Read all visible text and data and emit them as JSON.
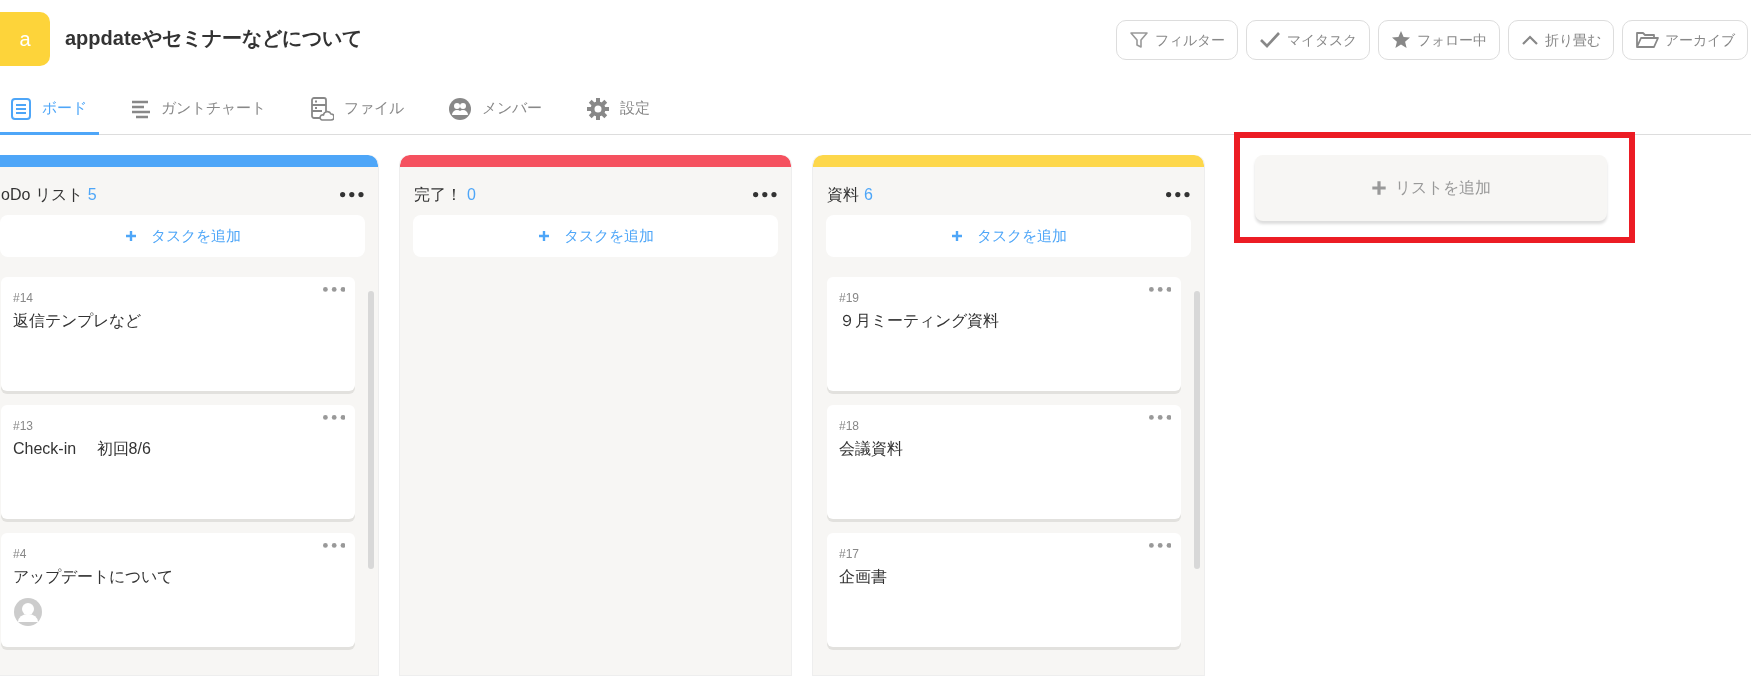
{
  "project": {
    "logo_letter": "a",
    "title": "appdateやセミナーなどについて"
  },
  "toolbar": [
    {
      "kind": "filter",
      "label": "フィルター"
    },
    {
      "kind": "check",
      "label": "マイタスク"
    },
    {
      "kind": "star",
      "label": "フォロー中"
    },
    {
      "kind": "collapse",
      "label": "折り畳む"
    },
    {
      "kind": "folder",
      "label": "アーカイブ"
    }
  ],
  "tabs": [
    {
      "kind": "board",
      "label": "ボード",
      "selected": true
    },
    {
      "kind": "gantt",
      "label": "ガントチャート",
      "selected": false
    },
    {
      "kind": "file",
      "label": "ファイル",
      "selected": false
    },
    {
      "kind": "member",
      "label": "メンバー",
      "selected": false
    },
    {
      "kind": "settings",
      "label": "設定",
      "selected": false
    }
  ],
  "lists": [
    {
      "title": "oDo リスト",
      "count": "5",
      "color": "#4ea6f8",
      "add_task": "タスクを追加",
      "scrollbar": true,
      "cards": [
        {
          "number": "#14",
          "title": "返信テンプレなど",
          "avatar": false
        },
        {
          "number": "#13",
          "title": "Check-in　 初回8/6",
          "avatar": false
        },
        {
          "number": "#4",
          "title": "アップデートについて",
          "avatar": true
        }
      ]
    },
    {
      "title": "完了！",
      "count": "0",
      "color": "#f5515f",
      "add_task": "タスクを追加",
      "scrollbar": false
    },
    {
      "title": "資料",
      "count": "6",
      "color": "#fdd74b",
      "add_task": "タスクを追加",
      "scrollbar": true,
      "cards": [
        {
          "number": "#19",
          "title": "９月ミーティング資料",
          "avatar": false
        },
        {
          "number": "#18",
          "title": "会議資料",
          "avatar": false
        },
        {
          "number": "#17",
          "title": "企画書",
          "avatar": false
        }
      ]
    }
  ],
  "add_list": {
    "label": "リストを追加",
    "highlighted": true
  }
}
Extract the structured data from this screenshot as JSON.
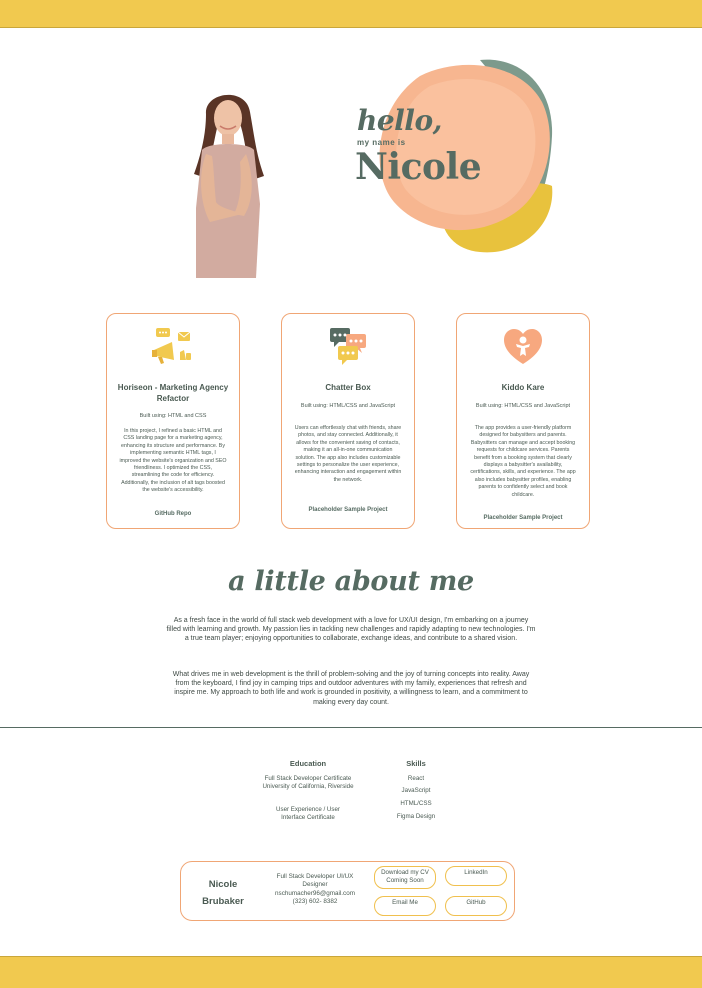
{
  "colors": {
    "accent_yellow": "#f1c94f",
    "peach": "#f0a675",
    "sage": "#566b62",
    "text": "#4a5a52"
  },
  "hero": {
    "hello": "hello,",
    "my_name_is": "my name is",
    "name": "Nicole",
    "photo_icon": "portrait-photo"
  },
  "projects": [
    {
      "icon": "megaphone-icon",
      "title": "Horiseon - Marketing Agency Refactor",
      "built": "Built using: HTML and CSS",
      "description": "In this project, I refined a basic HTML and CSS landing page for a marketing agency, enhancing its structure and performance. By implementing semantic HTML tags, I improved the website's organization and SEO friendliness. I optimized the CSS, streamlining the code for efficiency. Additionally, the inclusion of alt tags boosted the website's accessibility.",
      "link": "GitHub Repo"
    },
    {
      "icon": "chat-bubbles-icon",
      "title": "Chatter Box",
      "built": "Built using: HTML/CSS and JavaScript",
      "description": "Users can effortlessly chat with friends, share photos, and stay connected. Additionally, it allows for the convenient saving of contacts, making it an all-in-one communication solution. The app also includes customizable settings to personalize the user experience, enhancing interaction and engagement within the network.",
      "link": "Placeholder Sample Project"
    },
    {
      "icon": "heart-child-icon",
      "title": "Kiddo Kare",
      "built": "Built using: HTML/CSS and JavaScript",
      "description": "The app provides a user-friendly platform designed for babysitters and parents. Babysitters can manage and accept booking requests for childcare services. Parents benefit from a booking system that clearly displays a babysitter's availability, certifications, skills, and experience. The app also includes babysitter profiles, enabling parents to confidently select and book childcare.",
      "link": "Placeholder Sample Project"
    }
  ],
  "about": {
    "title": "a little about me",
    "p1": "As a fresh face in the world of full stack web development with a love for UX/UI design, I'm embarking on a journey filled with learning and growth. My passion lies in tackling new challenges and rapidly adapting to new technologies. I'm a true team player; enjoying opportunities to collaborate, exchange ideas, and contribute to a shared vision.",
    "p2": "What drives me in web development is the thrill of problem-solving and the joy of turning concepts into reality. Away from the keyboard, I find joy in camping trips and outdoor adventures with my family, experiences that refresh and inspire me. My approach to both life and work is grounded in positivity, a willingness to learn, and a commitment to making every day count."
  },
  "education": {
    "heading": "Education",
    "items": [
      "Full Stack Developer Certificate University of California, Riverside",
      "User Experience / User Interface Certificate"
    ]
  },
  "skills": {
    "heading": "Skills",
    "items": [
      "React",
      "JavaScript",
      "HTML/CSS",
      "Figma Design"
    ]
  },
  "contact": {
    "name": "Nicole Brubaker",
    "role": "Full Stack Developer UI/UX Designer",
    "email": "nschumacher96@gmail.com",
    "phone": "(323) 602- 8382",
    "buttons": {
      "cv": "Download my CV Coming Soon",
      "linkedin": "LinkedIn",
      "email": "Email Me",
      "github": "GitHub"
    }
  }
}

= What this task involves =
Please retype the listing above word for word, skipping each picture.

= Solution to this problem =
Read all visible text and data and emit them as JSON.
{
  "project": {
    "logo_letter": "a",
    "title": "appdateやセミナーなどについて"
  },
  "toolbar": [
    {
      "kind": "filter",
      "label": "フィルター"
    },
    {
      "kind": "check",
      "label": "マイタスク"
    },
    {
      "kind": "star",
      "label": "フォロー中"
    },
    {
      "kind": "collapse",
      "label": "折り畳む"
    },
    {
      "kind": "folder",
      "label": "アーカイブ"
    }
  ],
  "tabs": [
    {
      "kind": "board",
      "label": "ボード",
      "selected": true
    },
    {
      "kind": "gantt",
      "label": "ガントチャート",
      "selected": false
    },
    {
      "kind": "file",
      "label": "ファイル",
      "selected": false
    },
    {
      "kind": "member",
      "label": "メンバー",
      "selected": false
    },
    {
      "kind": "settings",
      "label": "設定",
      "selected": false
    }
  ],
  "lists": [
    {
      "title": "oDo リスト",
      "count": "5",
      "color": "#4ea6f8",
      "add_task": "タスクを追加",
      "scrollbar": true,
      "cards": [
        {
          "number": "#14",
          "title": "返信テンプレなど",
          "avatar": false
        },
        {
          "number": "#13",
          "title": "Check-in　 初回8/6",
          "avatar": false
        },
        {
          "number": "#4",
          "title": "アップデートについて",
          "avatar": true
        }
      ]
    },
    {
      "title": "完了！",
      "count": "0",
      "color": "#f5515f",
      "add_task": "タスクを追加",
      "scrollbar": false
    },
    {
      "title": "資料",
      "count": "6",
      "color": "#fdd74b",
      "add_task": "タスクを追加",
      "scrollbar": true,
      "cards": [
        {
          "number": "#19",
          "title": "９月ミーティング資料",
          "avatar": false
        },
        {
          "number": "#18",
          "title": "会議資料",
          "avatar": false
        },
        {
          "number": "#17",
          "title": "企画書",
          "avatar": false
        }
      ]
    }
  ],
  "add_list": {
    "label": "リストを追加",
    "highlighted": true
  }
}
Extract the structured data from this screenshot as JSON.
{
  "colors": {
    "accent_yellow": "#f1c94f",
    "peach": "#f0a675",
    "sage": "#566b62",
    "text": "#4a5a52"
  },
  "hero": {
    "hello": "hello,",
    "my_name_is": "my name is",
    "name": "Nicole",
    "photo_icon": "portrait-photo"
  },
  "projects": [
    {
      "icon": "megaphone-icon",
      "title": "Horiseon - Marketing Agency Refactor",
      "built": "Built using: HTML and CSS",
      "description": "In this project, I refined a basic HTML and CSS landing page for a marketing agency, enhancing its structure and performance. By implementing semantic HTML tags, I improved the website's organization and SEO friendliness. I optimized the CSS, streamlining the code for efficiency. Additionally, the inclusion of alt tags boosted the website's accessibility.",
      "link": "GitHub Repo"
    },
    {
      "icon": "chat-bubbles-icon",
      "title": "Chatter Box",
      "built": "Built using: HTML/CSS and JavaScript",
      "description": "Users can effortlessly chat with friends, share photos, and stay connected. Additionally, it allows for the convenient saving of contacts, making it an all-in-one communication solution. The app also includes customizable settings to personalize the user experience, enhancing interaction and engagement within the network.",
      "link": "Placeholder Sample Project"
    },
    {
      "icon": "heart-child-icon",
      "title": "Kiddo Kare",
      "built": "Built using: HTML/CSS and JavaScript",
      "description": "The app provides a user-friendly platform designed for babysitters and parents. Babysitters can manage and accept booking requests for childcare services. Parents benefit from a booking system that clearly displays a babysitter's availability, certifications, skills, and experience. The app also includes babysitter profiles, enabling parents to confidently select and book childcare.",
      "link": "Placeholder Sample Project"
    }
  ],
  "about": {
    "title": "a little about me",
    "p1": "As a fresh face in the world of full stack web development with a love for UX/UI design, I'm embarking on a journey filled with learning and growth. My passion lies in tackling new challenges and rapidly adapting to new technologies. I'm a true team player; enjoying opportunities to collaborate, exchange ideas, and contribute to a shared vision.",
    "p2": "What drives me in web development is the thrill of problem-solving and the joy of turning concepts into reality. Away from the keyboard, I find joy in camping trips and outdoor adventures with my family, experiences that refresh and inspire me. My approach to both life and work is grounded in positivity, a willingness to learn, and a commitment to making every day count."
  },
  "education": {
    "heading": "Education",
    "items": [
      "Full Stack Developer Certificate University of California, Riverside",
      "User Experience / User Interface Certificate"
    ]
  },
  "skills": {
    "heading": "Skills",
    "items": [
      "React",
      "JavaScript",
      "HTML/CSS",
      "Figma Design"
    ]
  },
  "contact": {
    "name": "Nicole Brubaker",
    "role": "Full Stack Developer UI/UX Designer",
    "email": "nschumacher96@gmail.com",
    "phone": "(323) 602- 8382",
    "buttons": {
      "cv": "Download my CV Coming Soon",
      "linkedin": "LinkedIn",
      "email": "Email Me",
      "github": "GitHub"
    }
  }
}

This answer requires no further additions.